What You Need To Know
Chiclayo is the principal city of the Lambayeque region in northern Peru. It is located 13 kilometers inland from the Pacific coast and 770 kilometers from the nation’s capital, Lima. Founded by Spanish explorers as “Santa María de los Valles de Chiclayo” in the 16th century, it was declared a city on 15 April 1835 by president Felipe Santiago Salaverry. He named Chiclayo “the Heroic City” to recognize the courage of its citizens in the fight for independence, a title it still holds. Other nicknames for Chiclayo include “The Capital of Friendship” and the “Pearl of the North”. Chiclayo is Peru’s fourth-largest city, after Lima, Arequipa, and Trujillo, with a population of 738,000 as of 2011. The Lambayeque region is the fourth most populous metropolitan area of Peru, with a population of 972,713 in 2009. The city was founded near an important prehistoric archaeological site, the Northern Wari ruins, which constitute the remains of a city from the 7th- to 12th-century Wari Empire.

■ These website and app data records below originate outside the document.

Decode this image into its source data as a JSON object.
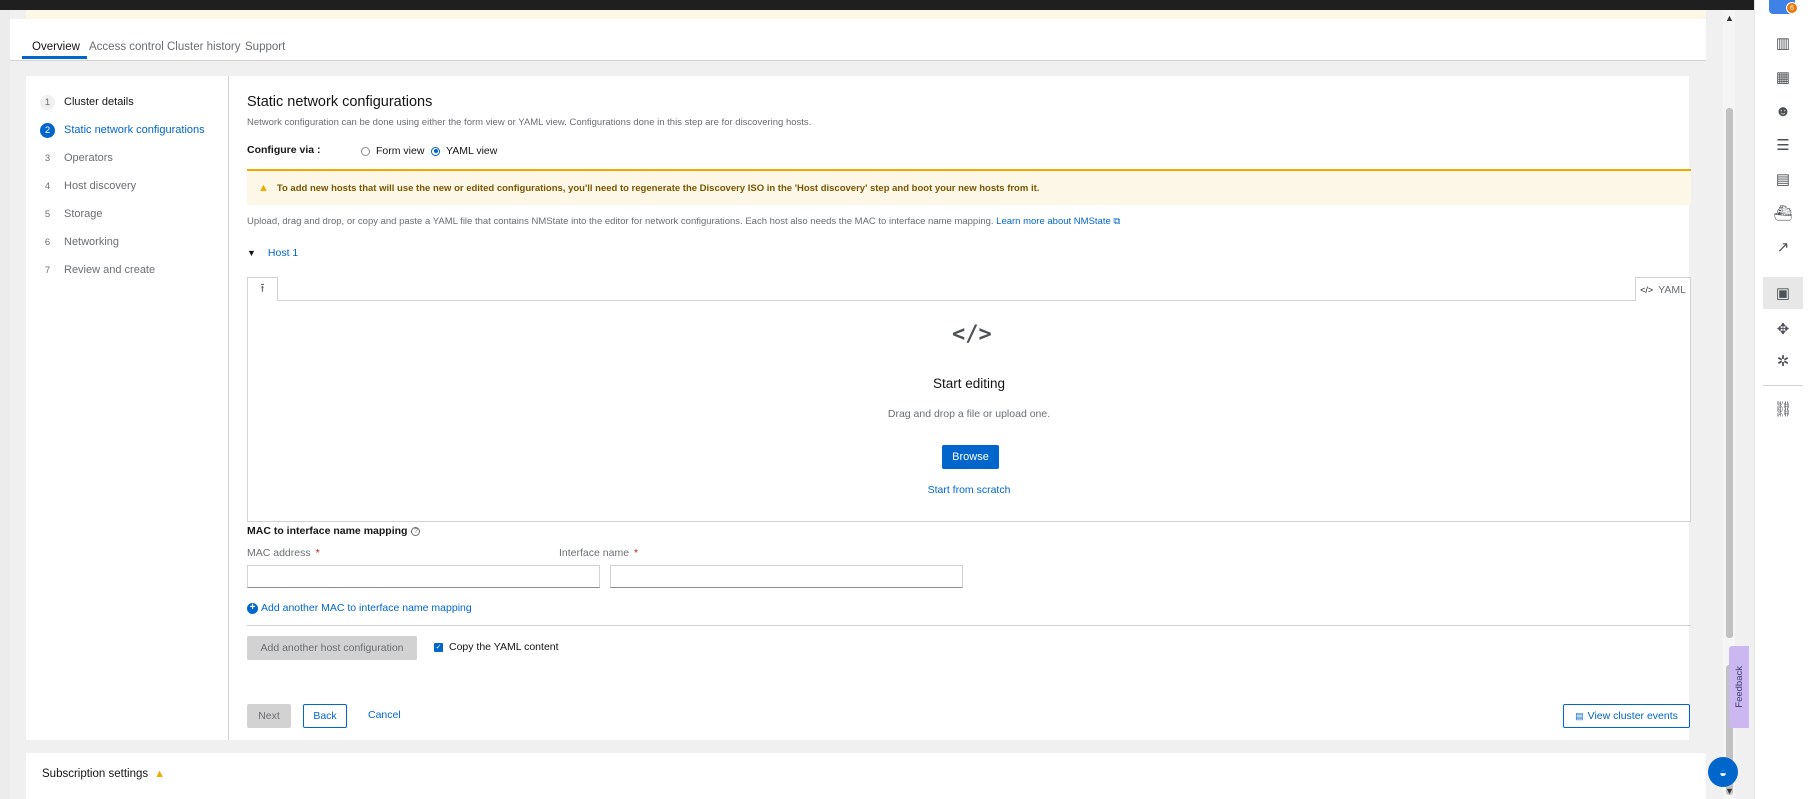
{
  "tabs": [
    {
      "label": "Overview"
    },
    {
      "label": "Access control"
    },
    {
      "label": "Cluster history"
    },
    {
      "label": "Support"
    }
  ],
  "wizard_nav": [
    {
      "num": "1",
      "label": "Cluster details"
    },
    {
      "num": "2",
      "label": "Static network configurations"
    },
    {
      "num": "3",
      "label": "Operators"
    },
    {
      "num": "4",
      "label": "Host discovery"
    },
    {
      "num": "5",
      "label": "Storage"
    },
    {
      "num": "6",
      "label": "Networking"
    },
    {
      "num": "7",
      "label": "Review and create"
    }
  ],
  "page": {
    "title": "Static network configurations",
    "description": "Network configuration can be done using either the form view or YAML view. Configurations done in this step are for discovering hosts.",
    "configure_via_label": "Configure via :",
    "radio_form": "Form view",
    "radio_yaml": "YAML view",
    "radio_selected": "YAML view",
    "warning": "To add new hosts that will use the new or edited configurations, you'll need to regenerate the Discovery ISO in the 'Host discovery' step and boot your new hosts from it.",
    "upload_desc": "Upload, drag and drop, or copy and paste a YAML file that contains NMState into the editor for network configurations. Each host also needs the MAC to interface name mapping. ",
    "learn_more": "Learn more about NMState"
  },
  "host": {
    "label": "Host 1",
    "editor_lang": "YAML",
    "start_editing": "Start editing",
    "drag_text": "Drag and drop a file or upload one.",
    "browse": "Browse",
    "start_scratch": "Start from scratch"
  },
  "mac_mapping": {
    "title": "MAC to interface name mapping",
    "mac_label": "MAC address",
    "interface_label": "Interface name",
    "required_mark": "*",
    "mac_value": "",
    "interface_value": "",
    "add_link": "Add another MAC to interface name mapping"
  },
  "footer": {
    "add_host": "Add another host configuration",
    "copy_yaml": "Copy the YAML content",
    "copy_yaml_checked": true,
    "next": "Next",
    "back": "Back",
    "cancel": "Cancel",
    "view_events": "View cluster events"
  },
  "subscription": {
    "title": "Subscription settings"
  },
  "feedback": "Feedback",
  "right_rail": {
    "badge": "6",
    "icons": [
      "columns-icon",
      "apps-grid-icon",
      "users-group-icon",
      "database-icon",
      "table-icon",
      "ship-icon",
      "trend-chart-icon",
      "monitor-check-icon",
      "puzzle-icon",
      "settings-cog-icon",
      "link-icon"
    ]
  },
  "colors": {
    "accent": "#0066cc",
    "warning": "#f0ab00",
    "feedback": "#cbb8f0"
  }
}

Spanish is the official language.
The entrance to the passenger terminal.
Cap. FAP José A. Quiñones Gonzales International Airport (IATA: CIX, ICAO: SPHI) is the main airport serving Chiclayo and the surrounding metropolitan area. It is run by ADP, a private airport operator that operates various airports in northern Peru. The airport hosts domestic airlines, international airlines flights, and fuel supply services. The terminal has a runway of 2520 by 45 meters.
Four airlines serve Chiclayo’s international airport; Latam Airlines, LC Peru and Viva Air Peru offering domestic service to Lima. On July 2016, Copa Airlines began direct flights between Chiclayo and its hub in Panama, making it the first ever international flight to arrive to the city. US-based Spirit Airlines has expressed interest in serving Chiclayo from its hub in Fort Lauderdale, Florida, United States.
Chiclayo, because of its location, serves as a point of interconnection for various cities of the Northeast of the country and has various bus companies which service cities such as Lima, Trujillo, Piura, Cajamarca, Chota, Cutervo, Bagua, Jaén, Chachapoyas, and Tumbes.
To adequately accommodate the transportation demand, the city is served by two different land terminals, one located towards the southern end of the city and another at the northern end on the Panamerican Highway. A substantial number of bus companies have their own terminals, many of them located near the downtown of the city and in nearby areas. These interprovincial buses contribute to the congestion experienced in downtown Chiclayo. To try to solve the problem the city government has proposed a plan to build a central station in the city.
Regionally, there are various different public services such as combis, cousters, colectivos, which provide services within the districts and provinces of the department of Lambayeque. There are also an overwhelming number of private taxis which incessantly honk their horns throughout the downtown area of the city, causing a great deal of unwanted noise pollution.
Chiclayo has a warm and very dry desert climate with the sun shining all year around. Since the city of Chiclayo is located in a tropical zone near the Equator, the weather should be hot, humid, and rainy. However, it mostly resembles a subtropical climate, being comfortable and dry. This is due to the strong winds called “cyclones”[clarification needed] that lower temperature to a moderate climate for most of the year except in the summer months where the temperature rises, so summer is often spent in resorts like Puerto Eten and Pimentel. Periodically, every 7 to 15 years, there are hotter temperatures with much higher rainfall and extreme rise of river water.